Be daring and team your patterned shirt with a patterned tie. But take heed of a few sartorial rules:
• Mix it up! Do not wear a shirt and tie in the same pattern.
• Size matters! Patterns worn together need to vary in size i.e. wear a small pattern with a larger pattern.
• Colour Swatch. Take a colour in your shirt and choose a tie which has some of that colour in its pattern. The rest of colours do have to be either complementary or contrasting.
Simon Carter Liberty Birds of Paradise shirt looks crisp due to the white background. Price was £130, now £75 from House of Fraser.
The busy pattern of the shirt allows the wearer to choose a variety of colours for the tie:
• Plain ties in electric blue and olive such as this Kin by John Lewis Ebba Slim Woven Silk Tie (left), was £19.50, now £9.75.
• Geometric grid prints in khaki or burgundy. Try this Grid Print Silk Tie (middle), was £39 now £19.50 from John Lewis.
• Contrasting floral pattern in teal or burgundy: JL Large Flower Print Woven Silk Tie in navy/teal (right), was £25 now £12.50 from John Lewis.
THE POCKET SQUARE – A SARTORIAL TOUCH
Add flair to your outfit with a dashing pocket square – pictured: Simon Carter pocket squares available from House of Fraser. Prices from £25 (now £12.50 in sale).
Golden rule – the pocket square should complement your outfit but never match exactly, it is there to give the final dapper touch.
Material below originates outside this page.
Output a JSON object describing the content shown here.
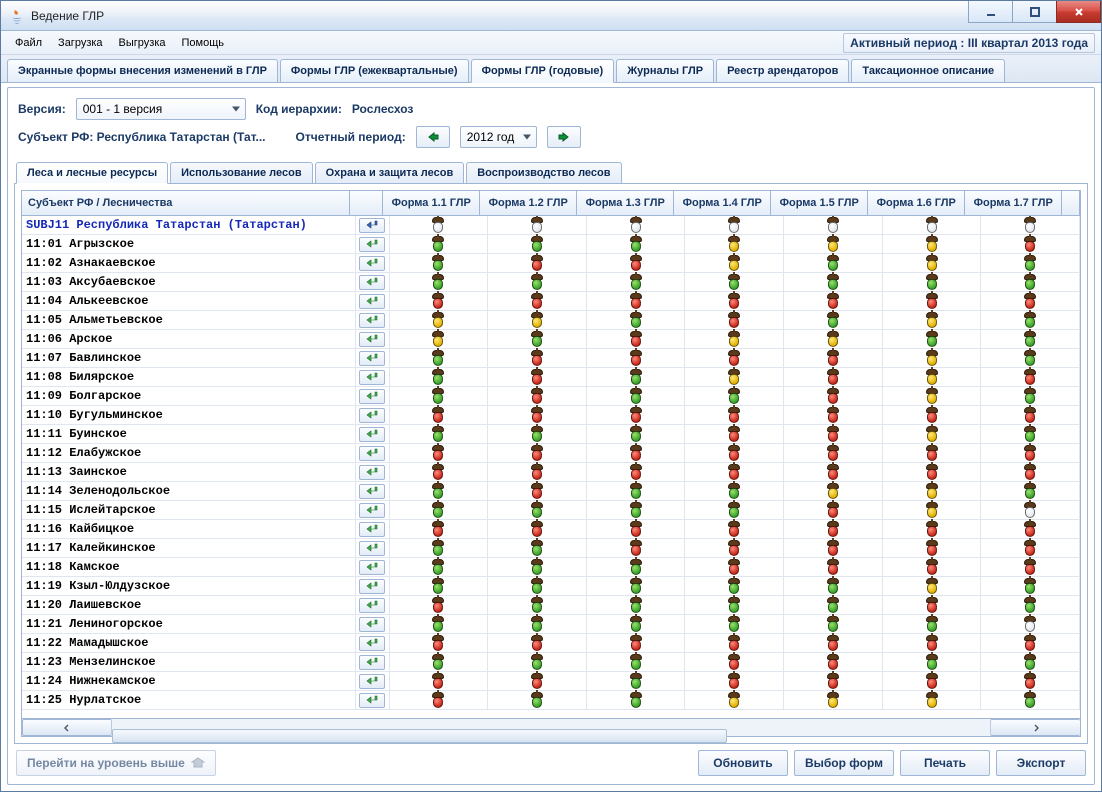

Block colours – never wear a tie and pocket square in the same block colour, save that for the ushers at a wedding. Do ensure the colours complement each other. When wearing a block colour pocket square with a patterned tie, don’t always choose the main colour of the tie. Choosing the least dominant colour will actually bring a sharper look.
Patterns – the pattern of the tie, shirt and pocket square should never be the same. Mix them up. Use the pocket square’s pattern to introduce a bold contrasting colour – this will make your navy or grey suit pop.
You can read more of Karen's fashion advice at: www.frumpytofunky.com
For personal shopping and styling services you can reach her via frumpy to funky on contact@frumpytofunky